We also found that balance performance was largely affected by vision and floor condition, and individuals swayed more with eyes closed, and on the unstable floor. These findings also agree well with previous findings, where impaired visual input decreases postural stability and unstable floor affects somatosensory inputs, resulting in poor balance [10,12,23-29].
Another goal of this study was to examine how the effect of COM change was affected by vision and floor condition during quiet standing. We found that the balance performance was largely affected by the COM height, vision, and floor condition (main effect). Interestingly, however, our data suggest that the three environmental conditions affect balance independently and not influence each other, indicating no combined effects among conditions. In balance training, one may want to change the level of difficulty depending on individuals’ status (i.e., patients in early rehab stage or elite athletes) by combining several environmental conditions, and balance training with visual deprivation and/or on unstable floor condition have often been used [8-12]. However, our results suggest that such strategy provides no additional benefits in the outcome of training (i.e., balancing on the unstable floor while wearing a weight belt above waist, or training with eyes closed while wearing a weight belt above waist).

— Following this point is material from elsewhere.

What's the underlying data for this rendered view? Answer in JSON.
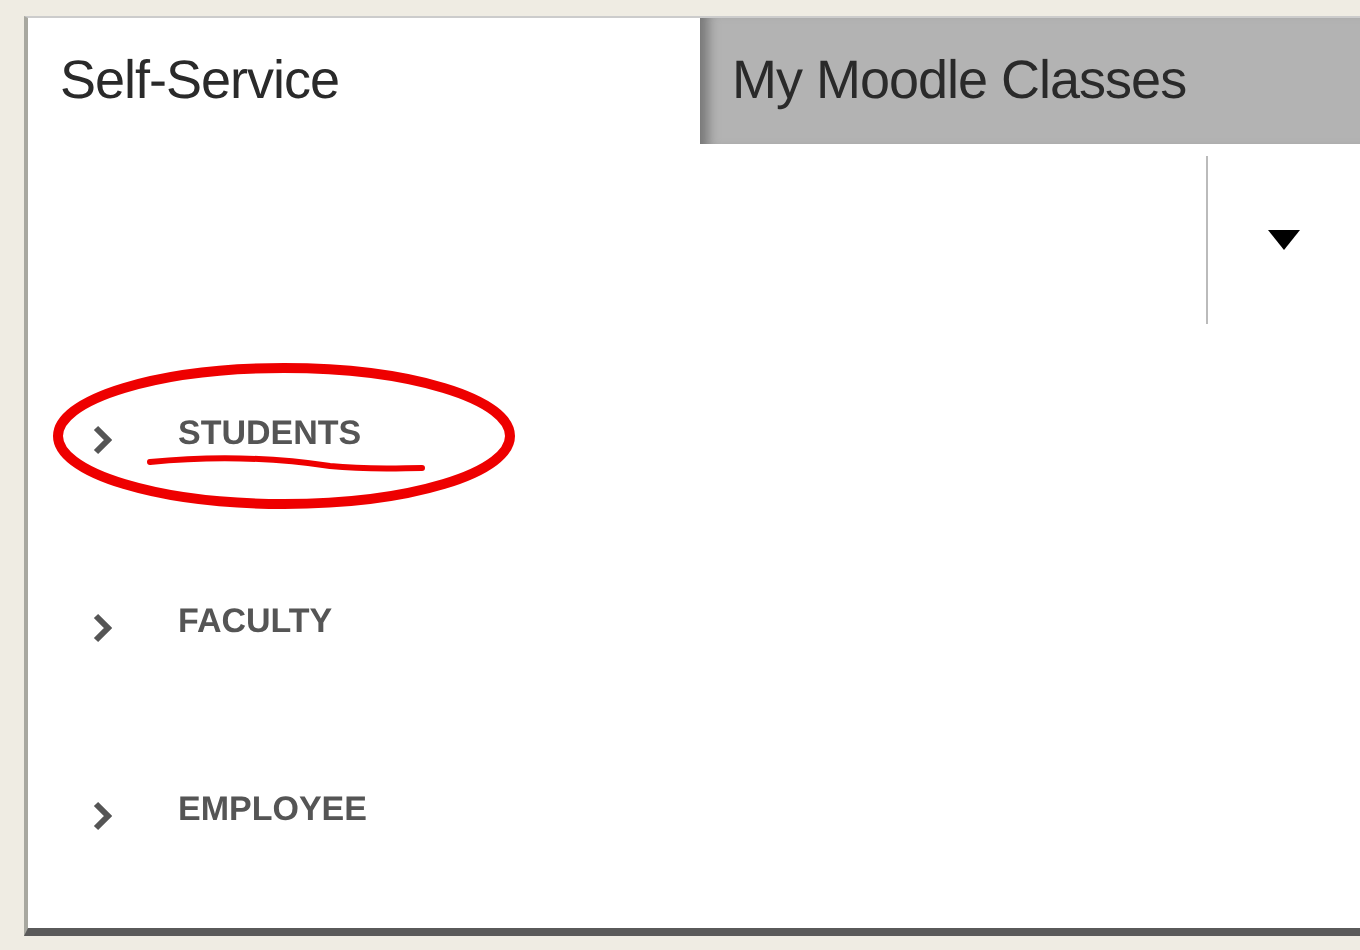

Recently, Phan et al. (2020)  have conducted the limit of stability (LOS) test (i.e., moving COP onto targets placed near the boundary of the base of support) while changing individuals’ COM height using a weight belt, and found that the balance was not affected by the COM change. However, they did not control hip joint movements during the LOS task (therefore, participants were free to use hip strategy to reach targets). Furthermore, they mathematically calculated the changes of COM height, which never been confirmed experimentally. Whereas, our task limited hip strategy during experiments, and we directly determined positions of a weight belt when participants lay on a reaction board to confirm the 1% increase or decrease of COM height across participants. Therefore, our results should be interpreted in light of these differences.

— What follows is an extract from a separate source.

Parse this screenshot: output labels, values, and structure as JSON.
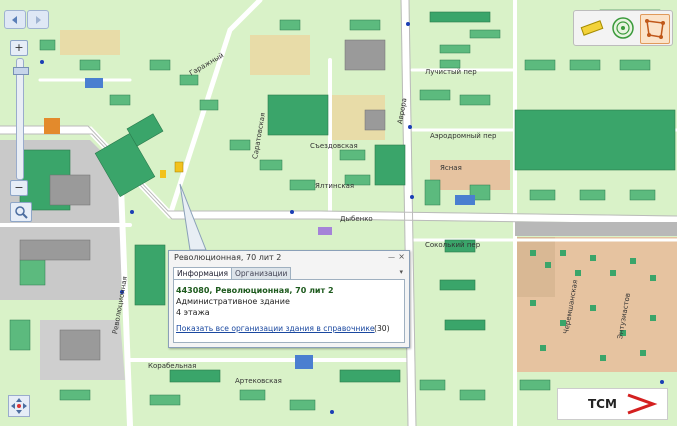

Balance was affected by the change of COM height induced by a weight belt in human. However, the effect was not affected by vision or floor condition. Our results should inform the design of balance exercise program to improve the outcome of the balance training.
This work was supported by the “Brain Korea 21 FOUR Project”, the Korean Research Foundation for Department of Physical Therapy in the Graduate School of Yonsei University.
No potential conflict of interest relevant to this article was reported.
Conceptualization: WJC. Formal analysis: SK, KL. Investigation: SK, KL. Supervision: WJC. Visualization: SK, WJC. Writing - original draft: SK. Writing - review & editing: WJC.